It’s not every day that students get to run a power plant— well sort of.
For the past two weeks, students in OSU Institute of Technology’s Power Plant Technology program have had the opportunity to learn the basics of power plant control operations through simulation training offered by Siemens Energy.
The training came about after advisory board member Mitchell Hurt approached the program’s instructors. Hurt is the plant manager of Siemens Energy’s power plant in Pryor.
“He asked if it would be beneficial for our students to get training on a simulator,” said Terry Hanzel, Power Plant instructor. “It took an advisory board member thinking outside the box for this to happen. It’s invaluable to us. It was the industry seeing what we needed and making it happen.”

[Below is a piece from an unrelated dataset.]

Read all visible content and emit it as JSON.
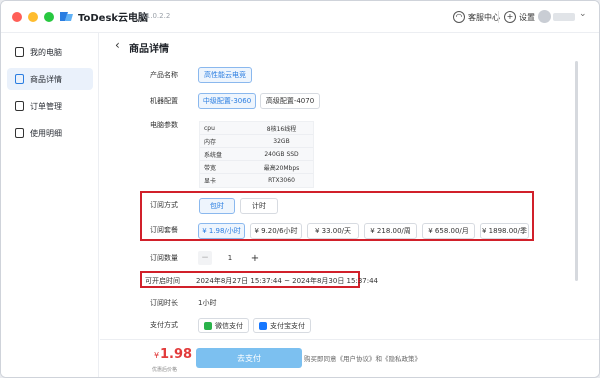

The simulator runs on a computer program with two students, or control operators, running the fictional plant via two monitors.
“It shows them how to get a plant ready for start up. The monitors that they’re looking at here are what they would really be looking at in a control room,” Hanzel said. “The benefit I see for our students is getting experience in what it looks like in a control room. You might work for two or three years at a plant before getting exposed to this kind of training.”
Graduates from the Power Plant program start out as outside operators who, after three or four years of experience, can then be trained in-house as a control operator.
“Normally employees train in a real power plant, in real time, and the pressure is unbelievable. ” Hanzel said. “To learn in a non-pressured environment, like with this simulator is great. Students get a taste of real-world control room operation.”
Jason Mancini, technical training specialist for Siemens, is finishing up his two-week stint at OSUIT on Nov. 20. It’s the first time he’s taken the simulation program to a college campus.
“Our training isn’t really designed for college; it’s for operators in the field, but this has been great,” Mancini said. “I think it’s really good for them. They get this hands-on look at a control system, and I’m relating it to what they’ll be doing as a field operator.”
It’s been a real education for the students.
“We go over stuff in a book, but actually seeing a turbine ramp up and ramp down and seeing the effects of a trip, it can help you even as an outside operator,” said Power Plant student Ryan Majors.
Mancini hopes this is just his first of many trips to OSUIT.
“The program these students are getting here is excellent. They’re going out into the industry with knowledge and experience. I’m really impressed,” he said. “I hope to come back and spend a solid chunk of time here and make this training part of the curriculum. That will give them a huge advantage.”